▶ _YOUR GOAL_
Please tally the lines of the listing that follows where the word "data" appears, and reply with the number only.
---
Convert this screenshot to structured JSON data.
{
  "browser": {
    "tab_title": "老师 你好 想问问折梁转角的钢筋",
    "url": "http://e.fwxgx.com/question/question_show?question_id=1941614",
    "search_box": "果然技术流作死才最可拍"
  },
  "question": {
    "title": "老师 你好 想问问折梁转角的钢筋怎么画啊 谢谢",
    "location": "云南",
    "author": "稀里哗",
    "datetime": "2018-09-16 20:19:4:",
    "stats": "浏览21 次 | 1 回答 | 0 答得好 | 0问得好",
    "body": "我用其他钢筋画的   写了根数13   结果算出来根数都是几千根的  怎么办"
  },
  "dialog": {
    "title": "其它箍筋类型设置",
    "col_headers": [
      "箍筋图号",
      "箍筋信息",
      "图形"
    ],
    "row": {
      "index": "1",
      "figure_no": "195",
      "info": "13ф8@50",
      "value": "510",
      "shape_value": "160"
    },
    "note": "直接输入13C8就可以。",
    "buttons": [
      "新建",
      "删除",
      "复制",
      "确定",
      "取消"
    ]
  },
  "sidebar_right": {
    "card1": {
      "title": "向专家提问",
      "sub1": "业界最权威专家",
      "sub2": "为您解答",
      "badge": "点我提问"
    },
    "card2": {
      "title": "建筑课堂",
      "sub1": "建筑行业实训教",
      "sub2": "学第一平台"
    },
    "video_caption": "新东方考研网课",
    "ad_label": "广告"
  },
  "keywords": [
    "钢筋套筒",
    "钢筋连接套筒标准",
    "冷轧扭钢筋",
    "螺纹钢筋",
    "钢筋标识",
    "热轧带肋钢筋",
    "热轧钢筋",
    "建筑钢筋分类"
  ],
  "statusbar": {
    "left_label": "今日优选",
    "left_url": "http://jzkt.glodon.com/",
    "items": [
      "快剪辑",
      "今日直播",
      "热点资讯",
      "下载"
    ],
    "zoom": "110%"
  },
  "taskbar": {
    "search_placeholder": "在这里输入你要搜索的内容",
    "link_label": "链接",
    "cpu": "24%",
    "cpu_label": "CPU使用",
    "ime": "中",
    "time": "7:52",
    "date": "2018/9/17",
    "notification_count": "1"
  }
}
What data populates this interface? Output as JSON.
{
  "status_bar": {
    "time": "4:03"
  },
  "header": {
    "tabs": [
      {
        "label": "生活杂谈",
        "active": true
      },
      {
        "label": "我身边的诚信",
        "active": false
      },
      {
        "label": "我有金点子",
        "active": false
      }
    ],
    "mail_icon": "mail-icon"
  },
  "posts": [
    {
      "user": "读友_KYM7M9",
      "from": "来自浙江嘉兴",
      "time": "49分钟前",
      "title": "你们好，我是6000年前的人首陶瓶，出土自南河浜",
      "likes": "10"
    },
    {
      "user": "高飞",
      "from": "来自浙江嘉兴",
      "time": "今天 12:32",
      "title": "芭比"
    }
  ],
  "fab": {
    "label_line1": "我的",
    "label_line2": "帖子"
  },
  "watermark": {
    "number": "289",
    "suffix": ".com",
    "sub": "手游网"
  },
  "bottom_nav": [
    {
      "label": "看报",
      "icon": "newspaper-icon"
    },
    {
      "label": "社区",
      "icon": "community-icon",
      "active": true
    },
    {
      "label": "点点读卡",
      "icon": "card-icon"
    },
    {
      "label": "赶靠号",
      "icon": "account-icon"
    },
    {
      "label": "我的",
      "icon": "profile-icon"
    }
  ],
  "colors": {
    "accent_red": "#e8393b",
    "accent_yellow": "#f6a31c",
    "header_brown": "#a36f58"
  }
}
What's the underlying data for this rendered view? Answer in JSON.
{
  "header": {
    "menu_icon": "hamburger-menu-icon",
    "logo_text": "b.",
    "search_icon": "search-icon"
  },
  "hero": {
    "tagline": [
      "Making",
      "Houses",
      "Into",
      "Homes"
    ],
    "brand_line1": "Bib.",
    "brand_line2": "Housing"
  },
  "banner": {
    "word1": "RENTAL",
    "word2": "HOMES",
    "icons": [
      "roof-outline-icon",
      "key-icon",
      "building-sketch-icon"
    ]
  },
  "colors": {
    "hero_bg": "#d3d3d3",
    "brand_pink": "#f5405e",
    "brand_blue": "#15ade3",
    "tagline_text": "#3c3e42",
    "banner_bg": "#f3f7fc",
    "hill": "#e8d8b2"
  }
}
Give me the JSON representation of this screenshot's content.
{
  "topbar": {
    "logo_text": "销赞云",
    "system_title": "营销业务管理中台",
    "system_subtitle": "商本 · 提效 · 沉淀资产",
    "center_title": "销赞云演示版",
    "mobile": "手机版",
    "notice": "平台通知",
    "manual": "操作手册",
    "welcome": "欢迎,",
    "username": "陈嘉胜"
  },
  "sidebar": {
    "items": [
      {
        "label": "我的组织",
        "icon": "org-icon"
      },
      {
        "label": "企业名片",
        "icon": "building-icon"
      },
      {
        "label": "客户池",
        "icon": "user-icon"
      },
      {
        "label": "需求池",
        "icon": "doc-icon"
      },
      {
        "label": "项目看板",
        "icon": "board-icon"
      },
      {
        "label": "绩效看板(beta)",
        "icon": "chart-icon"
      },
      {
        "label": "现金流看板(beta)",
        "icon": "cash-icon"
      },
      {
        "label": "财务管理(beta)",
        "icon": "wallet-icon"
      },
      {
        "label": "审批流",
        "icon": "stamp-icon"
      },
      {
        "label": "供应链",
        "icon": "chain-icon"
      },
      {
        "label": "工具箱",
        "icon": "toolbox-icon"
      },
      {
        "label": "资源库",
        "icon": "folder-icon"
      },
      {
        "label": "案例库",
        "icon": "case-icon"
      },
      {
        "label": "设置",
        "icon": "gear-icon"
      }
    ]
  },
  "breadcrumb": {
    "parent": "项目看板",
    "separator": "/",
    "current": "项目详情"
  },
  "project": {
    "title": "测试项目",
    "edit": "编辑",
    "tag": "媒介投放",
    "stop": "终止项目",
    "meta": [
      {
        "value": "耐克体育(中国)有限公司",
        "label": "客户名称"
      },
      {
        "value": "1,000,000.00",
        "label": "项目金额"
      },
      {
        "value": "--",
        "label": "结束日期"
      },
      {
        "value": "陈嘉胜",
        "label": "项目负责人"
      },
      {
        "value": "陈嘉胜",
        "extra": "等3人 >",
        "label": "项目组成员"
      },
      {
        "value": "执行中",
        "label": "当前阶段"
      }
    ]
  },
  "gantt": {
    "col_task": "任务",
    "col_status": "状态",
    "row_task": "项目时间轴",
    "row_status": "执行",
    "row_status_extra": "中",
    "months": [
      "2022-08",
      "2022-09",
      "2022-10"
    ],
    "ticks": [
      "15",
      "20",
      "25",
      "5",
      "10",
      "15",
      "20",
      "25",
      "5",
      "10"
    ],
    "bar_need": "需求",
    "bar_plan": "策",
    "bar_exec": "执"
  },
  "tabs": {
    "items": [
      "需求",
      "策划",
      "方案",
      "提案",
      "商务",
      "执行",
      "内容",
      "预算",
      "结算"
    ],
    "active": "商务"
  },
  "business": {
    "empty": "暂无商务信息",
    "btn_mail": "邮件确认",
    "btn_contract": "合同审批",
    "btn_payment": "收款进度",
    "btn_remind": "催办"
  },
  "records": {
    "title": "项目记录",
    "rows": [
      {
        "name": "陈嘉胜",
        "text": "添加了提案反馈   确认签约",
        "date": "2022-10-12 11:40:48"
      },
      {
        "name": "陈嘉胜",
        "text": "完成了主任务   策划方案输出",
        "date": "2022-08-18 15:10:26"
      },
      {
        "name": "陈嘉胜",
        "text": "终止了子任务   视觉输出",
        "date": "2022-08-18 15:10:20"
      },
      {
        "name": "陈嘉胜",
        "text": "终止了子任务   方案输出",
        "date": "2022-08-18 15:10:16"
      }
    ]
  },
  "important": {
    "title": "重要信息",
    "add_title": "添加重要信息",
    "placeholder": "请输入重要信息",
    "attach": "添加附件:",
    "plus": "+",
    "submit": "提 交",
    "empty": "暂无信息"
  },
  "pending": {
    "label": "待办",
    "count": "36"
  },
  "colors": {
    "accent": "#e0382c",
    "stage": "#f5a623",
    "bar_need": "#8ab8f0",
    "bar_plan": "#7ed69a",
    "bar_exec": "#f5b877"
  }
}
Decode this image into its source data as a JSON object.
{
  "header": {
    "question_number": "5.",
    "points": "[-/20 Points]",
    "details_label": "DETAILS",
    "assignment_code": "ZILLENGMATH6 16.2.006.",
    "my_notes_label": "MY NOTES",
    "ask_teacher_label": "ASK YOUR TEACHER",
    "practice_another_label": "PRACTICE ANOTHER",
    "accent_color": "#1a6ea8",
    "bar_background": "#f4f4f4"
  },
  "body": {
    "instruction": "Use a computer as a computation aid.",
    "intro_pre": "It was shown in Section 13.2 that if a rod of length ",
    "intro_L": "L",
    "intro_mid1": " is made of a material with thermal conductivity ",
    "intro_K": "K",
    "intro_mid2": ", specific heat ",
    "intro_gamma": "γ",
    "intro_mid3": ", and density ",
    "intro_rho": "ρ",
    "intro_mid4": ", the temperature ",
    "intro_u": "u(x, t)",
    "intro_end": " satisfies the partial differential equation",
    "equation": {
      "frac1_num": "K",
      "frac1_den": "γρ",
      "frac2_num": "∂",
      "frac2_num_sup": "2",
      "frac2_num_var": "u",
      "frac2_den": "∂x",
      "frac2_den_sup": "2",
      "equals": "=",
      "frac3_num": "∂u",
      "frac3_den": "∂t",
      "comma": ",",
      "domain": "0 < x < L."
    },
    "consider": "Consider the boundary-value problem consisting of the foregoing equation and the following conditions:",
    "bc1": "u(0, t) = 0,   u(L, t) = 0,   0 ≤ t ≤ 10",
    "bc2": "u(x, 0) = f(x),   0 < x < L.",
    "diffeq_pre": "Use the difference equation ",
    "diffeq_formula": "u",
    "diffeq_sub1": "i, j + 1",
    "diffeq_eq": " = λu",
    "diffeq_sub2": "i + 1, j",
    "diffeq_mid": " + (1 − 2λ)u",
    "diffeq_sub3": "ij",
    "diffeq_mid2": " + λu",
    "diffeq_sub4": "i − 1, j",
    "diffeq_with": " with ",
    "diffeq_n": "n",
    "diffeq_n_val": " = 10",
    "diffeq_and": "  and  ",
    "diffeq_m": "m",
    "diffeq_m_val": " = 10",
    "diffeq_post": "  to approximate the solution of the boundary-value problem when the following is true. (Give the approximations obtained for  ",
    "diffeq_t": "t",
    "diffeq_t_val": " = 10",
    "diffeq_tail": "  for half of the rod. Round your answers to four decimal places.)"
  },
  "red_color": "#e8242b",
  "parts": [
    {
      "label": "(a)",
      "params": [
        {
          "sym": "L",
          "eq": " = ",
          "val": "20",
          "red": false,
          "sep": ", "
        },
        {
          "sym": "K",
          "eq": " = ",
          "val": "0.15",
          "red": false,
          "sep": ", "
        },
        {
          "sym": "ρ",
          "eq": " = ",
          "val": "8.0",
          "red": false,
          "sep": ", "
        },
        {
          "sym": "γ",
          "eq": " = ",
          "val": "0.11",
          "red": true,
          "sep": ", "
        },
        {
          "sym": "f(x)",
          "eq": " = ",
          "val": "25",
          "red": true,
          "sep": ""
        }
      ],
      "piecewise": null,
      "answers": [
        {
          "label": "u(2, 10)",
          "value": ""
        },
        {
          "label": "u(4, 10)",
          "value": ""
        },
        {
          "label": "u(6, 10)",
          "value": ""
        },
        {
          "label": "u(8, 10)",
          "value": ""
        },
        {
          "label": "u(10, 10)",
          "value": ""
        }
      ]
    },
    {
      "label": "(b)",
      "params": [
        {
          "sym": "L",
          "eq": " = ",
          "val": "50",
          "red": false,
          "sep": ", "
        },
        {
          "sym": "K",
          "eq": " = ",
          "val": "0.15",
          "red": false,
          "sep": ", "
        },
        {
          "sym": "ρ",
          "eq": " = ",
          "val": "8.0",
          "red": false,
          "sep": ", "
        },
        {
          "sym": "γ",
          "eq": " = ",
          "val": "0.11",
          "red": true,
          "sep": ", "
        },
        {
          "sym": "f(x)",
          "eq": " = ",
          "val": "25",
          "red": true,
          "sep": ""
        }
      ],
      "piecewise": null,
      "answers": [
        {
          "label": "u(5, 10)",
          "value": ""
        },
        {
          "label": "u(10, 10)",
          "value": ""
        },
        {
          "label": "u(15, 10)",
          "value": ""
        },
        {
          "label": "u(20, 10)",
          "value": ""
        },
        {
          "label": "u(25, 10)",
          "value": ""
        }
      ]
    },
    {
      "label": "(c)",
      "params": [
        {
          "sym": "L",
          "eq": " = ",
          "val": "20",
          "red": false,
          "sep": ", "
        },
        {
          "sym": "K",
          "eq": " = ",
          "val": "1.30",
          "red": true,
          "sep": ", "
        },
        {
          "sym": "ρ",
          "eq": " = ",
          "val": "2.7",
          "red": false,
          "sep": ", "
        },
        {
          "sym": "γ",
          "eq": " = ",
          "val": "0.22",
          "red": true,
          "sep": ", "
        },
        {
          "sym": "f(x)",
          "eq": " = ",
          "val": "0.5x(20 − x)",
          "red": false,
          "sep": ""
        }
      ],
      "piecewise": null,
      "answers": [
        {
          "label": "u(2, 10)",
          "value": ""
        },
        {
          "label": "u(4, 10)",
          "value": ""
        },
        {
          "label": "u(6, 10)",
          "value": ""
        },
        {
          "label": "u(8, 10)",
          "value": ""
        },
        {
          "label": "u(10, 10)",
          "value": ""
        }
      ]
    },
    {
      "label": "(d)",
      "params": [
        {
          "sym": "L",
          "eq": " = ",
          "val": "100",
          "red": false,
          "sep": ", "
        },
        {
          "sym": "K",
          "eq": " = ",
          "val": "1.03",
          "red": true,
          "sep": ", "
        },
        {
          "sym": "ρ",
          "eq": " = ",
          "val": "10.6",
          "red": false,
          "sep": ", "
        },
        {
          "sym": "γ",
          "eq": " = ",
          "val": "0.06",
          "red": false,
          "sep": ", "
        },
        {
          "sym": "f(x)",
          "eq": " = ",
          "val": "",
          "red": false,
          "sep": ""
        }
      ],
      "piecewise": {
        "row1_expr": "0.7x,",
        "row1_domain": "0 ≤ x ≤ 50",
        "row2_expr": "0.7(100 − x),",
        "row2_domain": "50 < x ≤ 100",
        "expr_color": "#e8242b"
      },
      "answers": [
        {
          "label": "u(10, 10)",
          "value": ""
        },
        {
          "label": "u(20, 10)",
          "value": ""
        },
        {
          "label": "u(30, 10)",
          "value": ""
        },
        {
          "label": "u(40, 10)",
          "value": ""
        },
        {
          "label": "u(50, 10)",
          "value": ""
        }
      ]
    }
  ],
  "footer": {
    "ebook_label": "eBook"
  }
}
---
▶ _RESPONSE BELOW_
4